Evolution of the Major Gercino Shear Zone in the Dom Feliciano Belt, South Brazil, and implications for the assembly of southwestern Gondwana

Mathias Hueck, Miguel Angelo Stipp Basei, Klaus Wemmer, Sebastián Oriolo, Florian Heidelbach, Siegfried Siegesmund
Año de la publicación: 
2 019
International Journal of Earth Sciences March 2019, Volume 108, Issue 2, pp 403–425

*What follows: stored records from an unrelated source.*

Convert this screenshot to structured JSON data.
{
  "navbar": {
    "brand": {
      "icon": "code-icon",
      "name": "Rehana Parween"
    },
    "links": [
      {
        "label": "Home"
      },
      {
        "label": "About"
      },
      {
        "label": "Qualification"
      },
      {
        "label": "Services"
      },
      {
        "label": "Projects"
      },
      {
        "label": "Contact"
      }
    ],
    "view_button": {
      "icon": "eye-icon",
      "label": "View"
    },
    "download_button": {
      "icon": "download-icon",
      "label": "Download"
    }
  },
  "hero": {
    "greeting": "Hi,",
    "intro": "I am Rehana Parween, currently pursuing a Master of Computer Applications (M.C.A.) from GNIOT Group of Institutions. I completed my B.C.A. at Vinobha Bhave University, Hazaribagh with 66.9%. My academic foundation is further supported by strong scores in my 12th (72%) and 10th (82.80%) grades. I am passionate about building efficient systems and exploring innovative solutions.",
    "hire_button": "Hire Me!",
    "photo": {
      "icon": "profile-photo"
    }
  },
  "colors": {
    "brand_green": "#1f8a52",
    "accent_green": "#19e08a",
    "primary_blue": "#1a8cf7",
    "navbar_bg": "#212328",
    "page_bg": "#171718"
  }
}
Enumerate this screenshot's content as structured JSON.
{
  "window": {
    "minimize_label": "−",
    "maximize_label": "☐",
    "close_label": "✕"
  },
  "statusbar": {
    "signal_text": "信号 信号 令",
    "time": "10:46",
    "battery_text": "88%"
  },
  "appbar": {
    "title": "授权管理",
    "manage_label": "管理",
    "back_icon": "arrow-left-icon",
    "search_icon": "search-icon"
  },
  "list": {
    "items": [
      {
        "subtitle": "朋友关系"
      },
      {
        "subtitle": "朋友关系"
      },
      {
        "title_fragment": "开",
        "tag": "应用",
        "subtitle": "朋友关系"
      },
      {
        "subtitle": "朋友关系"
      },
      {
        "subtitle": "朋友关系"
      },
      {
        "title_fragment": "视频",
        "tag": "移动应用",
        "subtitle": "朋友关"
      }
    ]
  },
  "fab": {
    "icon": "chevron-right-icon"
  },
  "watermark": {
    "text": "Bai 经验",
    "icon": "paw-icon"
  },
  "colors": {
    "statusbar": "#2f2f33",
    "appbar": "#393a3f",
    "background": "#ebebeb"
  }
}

The Dom Feliciano Belt developed during the Brasiliano–Pan-African orogenic cycle due to the tectonic interaction between the Rio de la Plata, Congo and Kalahari cratons, along with the amalgamation of smaller continental fragments. Together with its prolongations to the south, the Major Gercino Shear Zone constitutes one of the main lineaments of the orogenic system, establishing a more than 1000 km long NE-trending tectonic boundary between a granitic batholith and a metavolcano-sedimentary association. Based on combined field, structural, microstructural and textural data, together with new and published geochronological data, a refined model for the geological evolution of the Major Gercino Shear Zone is presented. Regional NW-verging, low-dipping structures were generated between 650 and 615 Ma, preceding the formation of the shear zone. This was followed by the main deformation phase, corresponding to pure-shear dominated dextral strike-slip, interpreted do be controlled by regional transpression during oblique convergence of the continental terranes. This stage lasted until ca. 585 Ma and was coeval with the continuous emplacement of granitic magmatism along the structure. Strain partitioning and localization led to the development of mylonitic belts along the intrusion borders mostly under greenschist facies metamorphic conditions. Late-stage ductile deformation along the structure was active during the cooling of the intrusions until ca. 550 Ma, while the deformation front of the orogenic system migrated to counterpart orogenic belts in the African continent. After tectonic stabilization, the Major Gercino Shear Zone recorded episodic brittle reactivation, possibly related to the Phanerozoic evolution of the active margins and intracratonic basins in Gondwana.